KENNEDY, MAJOR (1881–1952). Major Kennedy, oilman and philanthropist, was born to former slave parents, Dink and Betty (Portley) Kennedy, in Rusk County in 1881. He received his early education at the Star Bailey public school in Rusk County. He was encouraged at an early age to seek higher education in the North, but resolved to make his way with the resources available to him in East Texas. He worked at odd jobs for several white families while he was going to school at Star Bailey and is said to have saved nine cents out of every dime he earned. He received a teaching certificate upon graduation and in 1900 began work in Rusk County as the teaching principal at Freeman Ridge School. After two years he moved to Possum Trot School and later to Pine Hill School, both in Rusk County. Kennedy left Pine Hill to attend Texas College. He returned to teach in East Texas, but frustration with inequality in distribution of funds and supplies for black schools motivated him to quit teaching. He married Mary E. Britton, of Rusk County, and concentrated on farming. He found work in nearby towns to supplement his income and began investing in land and cattle. He bought whole sections at a time since land was inexpensive. By 1930, when the East Texas oil boom hit, he had acquired substantial land and livestock. The oil discovered on his land brought him greater wealth, and he joined with other East Texas blacks to form the Tiger Oil and Gas Company. Kennedy became a leader among African Americans because of his financial power and built the all-black town of Easton, on the border of Gregg and Rusk counties. He owned a mercantile store, a garment factory, a sawmill, a number of rent houses, and most of the land in the town by the time of his death. He supported the Pirtle Baptist Church in Easton and donated land for its cemetery.
He also made generous contributions to Butler College, the Progressive Voters' League, the YMCA, and various civil rights causes. He also constructed churches and schools in East Texas, financed the studies of a number of students, and donated fifty acres of land to the Boy Scouts of America for Camp Kennedy, which included a lake with swimming and fishing facilities. He and Mary had ten children.
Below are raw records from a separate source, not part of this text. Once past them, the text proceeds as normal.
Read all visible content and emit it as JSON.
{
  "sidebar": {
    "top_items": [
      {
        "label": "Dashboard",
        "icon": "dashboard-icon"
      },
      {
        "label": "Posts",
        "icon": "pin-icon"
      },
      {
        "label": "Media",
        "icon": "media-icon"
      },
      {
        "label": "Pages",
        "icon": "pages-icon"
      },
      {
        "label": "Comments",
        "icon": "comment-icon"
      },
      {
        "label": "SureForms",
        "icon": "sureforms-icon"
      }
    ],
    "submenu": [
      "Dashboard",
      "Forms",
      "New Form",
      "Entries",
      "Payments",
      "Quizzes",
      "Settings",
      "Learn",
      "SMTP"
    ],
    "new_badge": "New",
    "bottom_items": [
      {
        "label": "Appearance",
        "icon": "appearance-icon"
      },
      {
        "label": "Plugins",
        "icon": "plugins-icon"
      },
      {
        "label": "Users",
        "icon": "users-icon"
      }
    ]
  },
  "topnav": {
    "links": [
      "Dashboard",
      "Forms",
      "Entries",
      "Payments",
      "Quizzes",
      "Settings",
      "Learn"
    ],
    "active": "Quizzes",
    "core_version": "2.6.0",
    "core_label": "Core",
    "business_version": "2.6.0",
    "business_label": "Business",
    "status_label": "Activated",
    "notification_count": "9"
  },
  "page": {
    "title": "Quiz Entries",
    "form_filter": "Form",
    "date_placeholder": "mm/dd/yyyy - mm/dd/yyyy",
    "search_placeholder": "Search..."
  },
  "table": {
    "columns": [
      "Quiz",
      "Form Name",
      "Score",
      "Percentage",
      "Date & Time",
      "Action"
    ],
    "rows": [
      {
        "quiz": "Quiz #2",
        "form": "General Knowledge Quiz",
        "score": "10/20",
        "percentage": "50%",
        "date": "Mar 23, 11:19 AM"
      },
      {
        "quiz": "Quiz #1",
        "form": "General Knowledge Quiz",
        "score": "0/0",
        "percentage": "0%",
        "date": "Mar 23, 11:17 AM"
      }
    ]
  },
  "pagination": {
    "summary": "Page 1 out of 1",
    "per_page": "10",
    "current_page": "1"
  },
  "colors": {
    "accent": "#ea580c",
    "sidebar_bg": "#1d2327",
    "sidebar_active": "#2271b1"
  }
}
Kennedy died on July 12, 1952.
Effie Kaye Adams, Tall Black Texans: Men of Courage (Dubuque, Iowa: Kendall-Hunt, 1972).
Image Use Disclaimer
All copyrighted materials included within the Handbook of Texas Online are in accordance with Title 17 U.S.C. Section 107 related to Copyright and “Fair Use” for Non-Profit educational institutions, which permits the Texas State Historical Association (TSHA), to utilize copyrighted materials to further scholarship, education, and inform the public. The TSHA makes every effort to conform to the principles of fair use and to comply with copyright law.
For more information go to: http://www.law.cornell.edu/uscode/17/107.shtml
If you wish to use copyrighted material from this site for purposes of your own that go beyond fair use, you must obtain permission from the copyright owner.
The following, adapted from the Chicago Manual of Style, 15th edition, is the preferred citation for this article.Nolan Thompson, "KENNEDY, MAJOR," Handbook of Texas Online (http://www.tshaonline.org/handbook/online/articles/fke61), accessed February 11, 2016. Uploaded on June 15, 2010. Published by the Texas State Historical Association.
Get Texas history everyday,
with day by day
Each day's email tells a little bit more of the story of Texas and links to our collection of more than 27,000 articles